Booker: Right, a couple things. So one is, Gandhi overthrew the strongest empire on the planet without raising a fist. This idea that we have—that to be tough you’ve got to be cruel and crass; in order to be strong you’ve got to be mean?—doesn’t hold up in human history. I’m a guy who came through a street fight to be elected mayor of a city. You know, I wasn’t mayor of a wealthy city. It was a tough city during a recession, in which inner cities experience depression. What we accomplished, because it definitely wasn’t just me, was the largest economic-development period in our city’s 60-year history, the first time our population was growing again. I mean, I can go through all the things we were able to accomplish that necessitated toughness and strength from a whole lot of folks.

The only thing I do want to take issue with is this idea of redistribution. I don’t really think it is. When you make an investment in a kid’s education, it expands the economy. When you make an investment in every child having wealth, you actually expand the whole. It has a multiplier effect.

Foer: But you’re proposing an estate-tax increase to fund your program, where you are literally taking away …

Booker: I believe in the kind of things that will have a multiplier effect on our economy. That we’ve got to be a nation that gets back to investing in the most valuable natural resource we have in this country, which is the genius of our children.

Foer: I see all that, but why shy away from saying that you’re attacking concentrations of power?

Booker: No, trust me, I don’t shy away from saying the concentrations of economic power and political power in this country have been detrimental to the strength of our economy.

Foer: This is a pretty dark moment. Has it made you more faithful?

Booker: These are things I didn’t think I’d be talking about, but I have been praying more fervently, beginning my days on my knees with a lot more consistency. A lot of it’s just to ground me and keep me focused on my highest ideals, because there are difficult days where you do feel your lesser angels. I want to stay humble and focused. I think that these are practices that have helped me be a better person.

Foer: Don’t you ever see yourself tipping into self-righteousness?

Booker: Absolutely. There are things I’ve said in the last two years I regret. A lot of my prayer, quite literally, is to make me worthy of this moment, and to help me to live in accordance to the ideals that I hold. I love Saint Francis of Assisi’s prayer “Make me an instrument of peace. Where there’s hatred, let me sow love. Where there’s darkness let me sow light.” This is a time for all of us to be humble aspirants.

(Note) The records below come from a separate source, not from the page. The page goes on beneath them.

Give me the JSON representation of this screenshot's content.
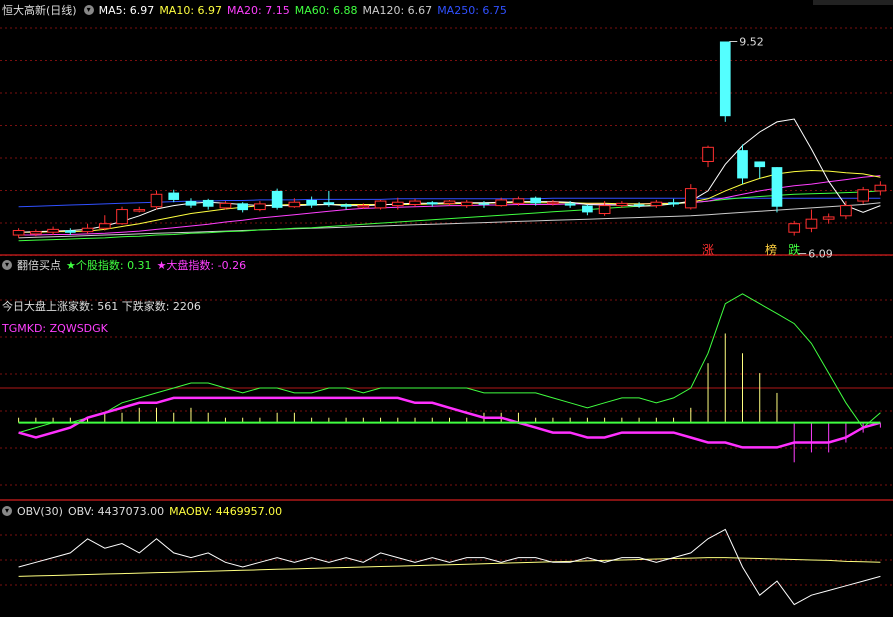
{
  "panel1": {
    "title": "恒大高新(日线)",
    "ma": [
      {
        "label": "MA5: 6.97",
        "color": "#ffffff"
      },
      {
        "label": "MA10: 6.97",
        "color": "#ffff40"
      },
      {
        "label": "MA20: 7.15",
        "color": "#ff40ff"
      },
      {
        "label": "MA60: 6.88",
        "color": "#40ff40"
      },
      {
        "label": "MA120: 6.67",
        "color": "#cccccc"
      },
      {
        "label": "MA250: 6.75",
        "color": "#3050ff"
      }
    ],
    "high_label": "9.52",
    "low_label": "6.09",
    "markers": [
      {
        "text": "涨",
        "color": "#ff3030"
      },
      {
        "text": "榜",
        "color": "#ffd040"
      },
      {
        "text": "跌",
        "color": "#40ff40"
      }
    ]
  },
  "panel2": {
    "title": "翻倍买点",
    "ind1": "★个股指数: 0.31",
    "ind2": "★大盘指数: -0.26",
    "ind1_color": "#40ff40",
    "ind2_color": "#ff40ff",
    "stats": "今日大盘上涨家数: 561 下跌家数: 2206",
    "formula": "TGMKD: ZQWSDGK"
  },
  "panel3": {
    "title": "OBV(30)",
    "obv": "OBV: 4437073.00",
    "maobv": "MAOBV: 4469957.00"
  },
  "chart_data": {
    "type": "line",
    "candles": [
      [
        6.1,
        6.18,
        6.05,
        6.22
      ],
      [
        6.12,
        6.16,
        6.08,
        6.2
      ],
      [
        6.15,
        6.2,
        6.1,
        6.25
      ],
      [
        6.18,
        6.14,
        6.1,
        6.22
      ],
      [
        6.16,
        6.22,
        6.12,
        6.3
      ],
      [
        6.22,
        6.3,
        6.18,
        6.45
      ],
      [
        6.3,
        6.55,
        6.28,
        6.6
      ],
      [
        6.55,
        6.55,
        6.5,
        6.6
      ],
      [
        6.6,
        6.82,
        6.55,
        6.88
      ],
      [
        6.85,
        6.72,
        6.68,
        6.9
      ],
      [
        6.7,
        6.62,
        6.58,
        6.75
      ],
      [
        6.72,
        6.6,
        6.55,
        6.74
      ],
      [
        6.58,
        6.66,
        6.55,
        6.7
      ],
      [
        6.66,
        6.54,
        6.5,
        6.68
      ],
      [
        6.55,
        6.65,
        6.52,
        6.7
      ],
      [
        6.88,
        6.58,
        6.55,
        6.92
      ],
      [
        6.6,
        6.68,
        6.58,
        6.75
      ],
      [
        6.72,
        6.62,
        6.58,
        6.78
      ],
      [
        6.68,
        6.64,
        6.6,
        6.88
      ],
      [
        6.64,
        6.6,
        6.55,
        6.66
      ],
      [
        6.6,
        6.62,
        6.56,
        6.66
      ],
      [
        6.58,
        6.7,
        6.55,
        6.72
      ],
      [
        6.62,
        6.68,
        6.55,
        6.76
      ],
      [
        6.64,
        6.7,
        6.6,
        6.74
      ],
      [
        6.68,
        6.64,
        6.6,
        6.7
      ],
      [
        6.66,
        6.7,
        6.62,
        6.72
      ],
      [
        6.62,
        6.68,
        6.58,
        6.72
      ],
      [
        6.66,
        6.64,
        6.58,
        6.7
      ],
      [
        6.62,
        6.72,
        6.6,
        6.76
      ],
      [
        6.66,
        6.74,
        6.62,
        6.78
      ],
      [
        6.76,
        6.66,
        6.62,
        6.78
      ],
      [
        6.66,
        6.68,
        6.62,
        6.72
      ],
      [
        6.66,
        6.62,
        6.58,
        6.7
      ],
      [
        6.62,
        6.5,
        6.45,
        6.64
      ],
      [
        6.48,
        6.62,
        6.44,
        6.7
      ],
      [
        6.62,
        6.66,
        6.58,
        6.7
      ],
      [
        6.64,
        6.62,
        6.58,
        6.68
      ],
      [
        6.62,
        6.68,
        6.58,
        6.72
      ],
      [
        6.68,
        6.64,
        6.6,
        6.74
      ],
      [
        6.58,
        6.92,
        6.55,
        7.0
      ],
      [
        7.4,
        7.65,
        7.3,
        7.68
      ],
      [
        9.52,
        8.2,
        8.1,
        9.52
      ],
      [
        7.6,
        7.1,
        7.0,
        7.7
      ],
      [
        7.4,
        7.3,
        7.1,
        7.4
      ],
      [
        7.3,
        6.6,
        6.5,
        7.3
      ],
      [
        6.15,
        6.3,
        6.09,
        6.35
      ],
      [
        6.22,
        6.38,
        6.15,
        6.55
      ],
      [
        6.38,
        6.42,
        6.3,
        6.48
      ],
      [
        6.44,
        6.62,
        6.38,
        6.7
      ],
      [
        6.7,
        6.9,
        6.65,
        6.95
      ],
      [
        6.88,
        6.98,
        6.8,
        7.05
      ]
    ],
    "price_ylim": [
      5.8,
      9.9
    ],
    "ma5": [
      6.15,
      6.16,
      6.17,
      6.18,
      6.2,
      6.26,
      6.34,
      6.44,
      6.56,
      6.62,
      6.66,
      6.68,
      6.66,
      6.64,
      6.62,
      6.62,
      6.62,
      6.63,
      6.64,
      6.62,
      6.62,
      6.63,
      6.65,
      6.66,
      6.66,
      6.67,
      6.67,
      6.67,
      6.68,
      6.69,
      6.69,
      6.69,
      6.68,
      6.64,
      6.63,
      6.63,
      6.61,
      6.62,
      6.65,
      6.7,
      6.88,
      7.35,
      7.68,
      7.92,
      8.1,
      8.15,
      7.62,
      7.05,
      6.62,
      6.5,
      6.62
    ],
    "ma10": [
      6.15,
      6.15,
      6.16,
      6.16,
      6.17,
      6.2,
      6.25,
      6.3,
      6.36,
      6.42,
      6.48,
      6.52,
      6.56,
      6.59,
      6.62,
      6.63,
      6.64,
      6.64,
      6.64,
      6.64,
      6.64,
      6.64,
      6.64,
      6.64,
      6.65,
      6.65,
      6.66,
      6.66,
      6.67,
      6.67,
      6.67,
      6.67,
      6.67,
      6.66,
      6.66,
      6.65,
      6.65,
      6.65,
      6.66,
      6.68,
      6.74,
      6.88,
      7.0,
      7.1,
      7.18,
      7.22,
      7.24,
      7.23,
      7.2,
      7.18,
      7.12
    ],
    "ma20": [
      6.1,
      6.1,
      6.11,
      6.11,
      6.12,
      6.13,
      6.15,
      6.17,
      6.2,
      6.23,
      6.26,
      6.29,
      6.33,
      6.36,
      6.4,
      6.43,
      6.46,
      6.49,
      6.52,
      6.55,
      6.57,
      6.58,
      6.59,
      6.6,
      6.61,
      6.62,
      6.62,
      6.63,
      6.63,
      6.64,
      6.64,
      6.64,
      6.65,
      6.65,
      6.65,
      6.65,
      6.65,
      6.66,
      6.66,
      6.67,
      6.7,
      6.76,
      6.82,
      6.88,
      6.93,
      6.97,
      7.0,
      7.04,
      7.08,
      7.12,
      7.15
    ],
    "ma60": [
      6.0,
      6.01,
      6.02,
      6.03,
      6.04,
      6.05,
      6.07,
      6.08,
      6.1,
      6.11,
      6.13,
      6.14,
      6.16,
      6.17,
      6.19,
      6.2,
      6.22,
      6.23,
      6.25,
      6.27,
      6.29,
      6.31,
      6.33,
      6.35,
      6.37,
      6.39,
      6.41,
      6.43,
      6.45,
      6.47,
      6.49,
      6.51,
      6.53,
      6.55,
      6.57,
      6.59,
      6.61,
      6.63,
      6.65,
      6.67,
      6.7,
      6.73,
      6.76,
      6.78,
      6.8,
      6.82,
      6.83,
      6.84,
      6.85,
      6.86,
      6.88
    ],
    "ma120": [
      6.05,
      6.06,
      6.07,
      6.08,
      6.09,
      6.1,
      6.11,
      6.12,
      6.13,
      6.14,
      6.15,
      6.16,
      6.17,
      6.18,
      6.19,
      6.2,
      6.21,
      6.22,
      6.23,
      6.24,
      6.25,
      6.26,
      6.27,
      6.28,
      6.29,
      6.3,
      6.31,
      6.32,
      6.33,
      6.34,
      6.35,
      6.36,
      6.37,
      6.38,
      6.39,
      6.4,
      6.41,
      6.42,
      6.43,
      6.44,
      6.46,
      6.48,
      6.5,
      6.52,
      6.54,
      6.56,
      6.58,
      6.6,
      6.62,
      6.64,
      6.67
    ],
    "ma250": [
      6.6,
      6.61,
      6.62,
      6.63,
      6.64,
      6.65,
      6.66,
      6.67,
      6.68,
      6.69,
      6.7,
      6.7,
      6.71,
      6.71,
      6.72,
      6.72,
      6.72,
      6.73,
      6.73,
      6.73,
      6.73,
      6.73,
      6.74,
      6.74,
      6.74,
      6.74,
      6.74,
      6.74,
      6.74,
      6.74,
      6.74,
      6.75,
      6.75,
      6.75,
      6.75,
      6.75,
      6.75,
      6.75,
      6.75,
      6.75,
      6.75,
      6.75,
      6.75,
      6.75,
      6.75,
      6.75,
      6.75,
      6.75,
      6.75,
      6.75,
      6.75
    ],
    "ind_green": [
      -2,
      -1,
      0,
      0,
      1,
      2,
      4,
      5,
      6,
      7,
      8,
      8,
      7,
      6,
      7,
      7,
      6,
      6,
      7,
      7,
      6,
      7,
      7,
      7,
      7,
      7,
      7,
      6,
      6,
      6,
      6,
      5,
      4,
      3,
      4,
      5,
      5,
      4,
      5,
      7,
      14,
      24,
      26,
      24,
      22,
      20,
      16,
      10,
      4,
      -1,
      2
    ],
    "ind_magenta": [
      -2,
      -3,
      -2,
      -1,
      1,
      2,
      3,
      4,
      4,
      5,
      5,
      5,
      5,
      5,
      5,
      5,
      5,
      5,
      5,
      5,
      5,
      5,
      5,
      4,
      4,
      3,
      2,
      1,
      1,
      0,
      -1,
      -2,
      -2,
      -3,
      -3,
      -2,
      -2,
      -2,
      -2,
      -3,
      -4,
      -4,
      -5,
      -5,
      -5,
      -4,
      -4,
      -4,
      -3,
      -1,
      0
    ],
    "ind_bars": [
      1,
      1,
      1,
      1,
      1,
      2,
      2,
      3,
      3,
      2,
      3,
      2,
      1,
      1,
      1,
      2,
      2,
      1,
      1,
      1,
      1,
      1,
      1,
      1,
      1,
      1,
      1,
      2,
      2,
      2,
      1,
      1,
      1,
      1,
      1,
      1,
      1,
      1,
      1,
      3,
      12,
      18,
      14,
      10,
      6,
      -8,
      -6,
      -6,
      -4,
      -2,
      -1
    ],
    "ind_ylim": [
      -15,
      30
    ],
    "obv": [
      4.46,
      4.47,
      4.48,
      4.49,
      4.52,
      4.5,
      4.51,
      4.49,
      4.52,
      4.49,
      4.48,
      4.49,
      4.47,
      4.46,
      4.47,
      4.48,
      4.47,
      4.48,
      4.47,
      4.48,
      4.47,
      4.49,
      4.48,
      4.47,
      4.48,
      4.47,
      4.48,
      4.48,
      4.47,
      4.48,
      4.48,
      4.47,
      4.47,
      4.48,
      4.47,
      4.48,
      4.48,
      4.47,
      4.48,
      4.49,
      4.52,
      4.54,
      4.46,
      4.4,
      4.43,
      4.38,
      4.4,
      4.41,
      4.42,
      4.43,
      4.44
    ],
    "maobv": [
      4.44,
      4.441,
      4.442,
      4.443,
      4.444,
      4.445,
      4.446,
      4.447,
      4.448,
      4.449,
      4.45,
      4.451,
      4.452,
      4.453,
      4.454,
      4.455,
      4.456,
      4.457,
      4.458,
      4.459,
      4.46,
      4.461,
      4.462,
      4.463,
      4.464,
      4.465,
      4.466,
      4.467,
      4.468,
      4.469,
      4.47,
      4.471,
      4.472,
      4.473,
      4.474,
      4.475,
      4.476,
      4.477,
      4.478,
      4.479,
      4.48,
      4.48,
      4.479,
      4.478,
      4.477,
      4.476,
      4.475,
      4.474,
      4.472,
      4.471,
      4.47
    ],
    "obv_ylim": [
      4.36,
      4.56
    ]
  }
}
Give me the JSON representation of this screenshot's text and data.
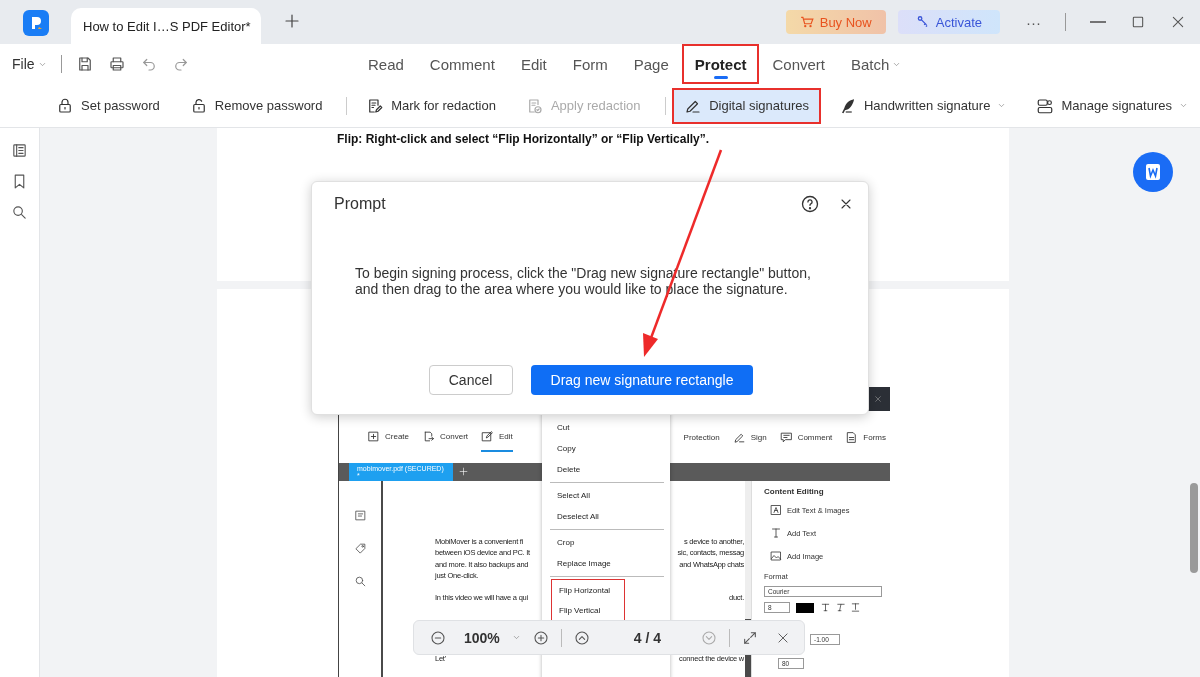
{
  "app": {
    "tab_title": "How to Edit I…S PDF Editor*",
    "buy_now": "Buy Now",
    "activate": "Activate",
    "more": "···"
  },
  "menu_bar": {
    "file": "File",
    "tabs": [
      {
        "label": "Read",
        "selected": false,
        "highlighted": false,
        "dropdown": false
      },
      {
        "label": "Comment",
        "selected": false,
        "highlighted": false,
        "dropdown": false
      },
      {
        "label": "Edit",
        "selected": false,
        "highlighted": false,
        "dropdown": false
      },
      {
        "label": "Form",
        "selected": false,
        "highlighted": false,
        "dropdown": false
      },
      {
        "label": "Page",
        "selected": false,
        "highlighted": false,
        "dropdown": false
      },
      {
        "label": "Protect",
        "selected": true,
        "highlighted": true,
        "dropdown": false
      },
      {
        "label": "Convert",
        "selected": false,
        "highlighted": false,
        "dropdown": false
      },
      {
        "label": "Batch",
        "selected": false,
        "highlighted": false,
        "dropdown": true
      }
    ]
  },
  "toolbar": [
    {
      "label": "Set password",
      "disabled": false,
      "selected": false,
      "highlighted": false,
      "dropdown": false,
      "separator_after": false
    },
    {
      "label": "Remove password",
      "disabled": false,
      "selected": false,
      "highlighted": false,
      "dropdown": false,
      "separator_after": true
    },
    {
      "label": "Mark for redaction",
      "disabled": false,
      "selected": false,
      "highlighted": false,
      "dropdown": false,
      "separator_after": false
    },
    {
      "label": "Apply redaction",
      "disabled": true,
      "selected": false,
      "highlighted": false,
      "dropdown": false,
      "separator_after": true
    },
    {
      "label": "Digital signatures",
      "disabled": false,
      "selected": true,
      "highlighted": true,
      "dropdown": false,
      "separator_after": false
    },
    {
      "label": "Handwritten signature",
      "disabled": false,
      "selected": false,
      "highlighted": false,
      "dropdown": true,
      "separator_after": false
    },
    {
      "label": "Manage signatures",
      "disabled": false,
      "selected": false,
      "highlighted": false,
      "dropdown": true,
      "separator_after": false
    }
  ],
  "document": {
    "heading": "Flip: Right-click and select “Flip Horizontally” or “Flip Vertically”."
  },
  "dialog": {
    "title": "Prompt",
    "message": "To begin signing process, click the \"Drag new signature rectangle\" button, and then drag to the area where you would like to place the signature.",
    "cancel": "Cancel",
    "confirm": "Drag new signature rectangle"
  },
  "embedded": {
    "toolbar_left": [
      {
        "label": "Create",
        "selected": false
      },
      {
        "label": "Convert",
        "selected": false
      },
      {
        "label": "Edit",
        "selected": true
      }
    ],
    "toolbar_right": [
      {
        "label": "Protection",
        "selected": false
      },
      {
        "label": "Sign",
        "selected": false
      },
      {
        "label": "Comment",
        "selected": false
      },
      {
        "label": "Forms",
        "selected": false
      }
    ],
    "file_tab": "mobimover.pdf (SECURED) *",
    "paragraphs": [
      [
        {
          "left": "MobiMover is a convenient fi",
          "right": "s device to another,"
        },
        {
          "left": "between iOS device and PC. It",
          "right": "sic, contacts, messag"
        },
        {
          "left": "and more. It also backups and",
          "right": "and WhatsApp chats"
        },
        {
          "left": "just One-click."
        }
      ],
      [
        {
          "left": "In this video we will have a qui",
          "right": "duct."
        }
      ]
    ],
    "lower_lines": [
      {
        "left": "Let'",
        "right": "connect the device w"
      }
    ],
    "context_menu": [
      {
        "kind": "item",
        "label": "Cut"
      },
      {
        "kind": "item",
        "label": "Copy"
      },
      {
        "kind": "item",
        "label": "Delete"
      },
      {
        "kind": "separator"
      },
      {
        "kind": "item",
        "label": "Select All"
      },
      {
        "kind": "item",
        "label": "Deselect All"
      },
      {
        "kind": "separator"
      },
      {
        "kind": "item",
        "label": "Crop"
      },
      {
        "kind": "item",
        "label": "Replace Image"
      },
      {
        "kind": "separator"
      },
      {
        "kind": "highlight",
        "items": [
          "Flip Horizontal",
          "Flip Vertical"
        ]
      }
    ],
    "panel": {
      "section": "Content Editing",
      "tools": [
        "Edit Text & Images",
        "Add Text",
        "Add Image"
      ],
      "format": "Format",
      "font": "Courier",
      "size": "8",
      "spacing": "-1.00",
      "scale": "80"
    }
  },
  "zoom_bar": {
    "zoom": "100%",
    "page": "4 / 4"
  }
}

Foer: How has your thinking about love practically changed you as a politician?

Booker: Yeah, I think there are times where I’ve checked myself. There’s an example popping in my head that I really haven’t shared with anybody. It was a committee hearing, and I found myself lecturing the other side, like senators often do. And some senator who tests me to be the best person I am shot back at me something I found kind of obnoxious. I got mad, and then I reflected upon it. I said, “It’s not for me to lecture people who disagree with me; it’s for me to call myself to exhibit that behavior, not to lecture people on it.”

In one of my favorite stories, I encountered somebody who was homeless. He asked if I had extra socks and I told him, “I don’t have socks, I don’t have socks.” The guy I was with bent over and took off the socks he was wearing and gave them. And I said, “Here I am, this guy that talks about love all the time, but I’ve got this one moment to show it, to be more creative in my moral imagination, and I didn’t demonstrate it.” I think it’s so much more important for us, as leaders right now, to live those values and not preach them.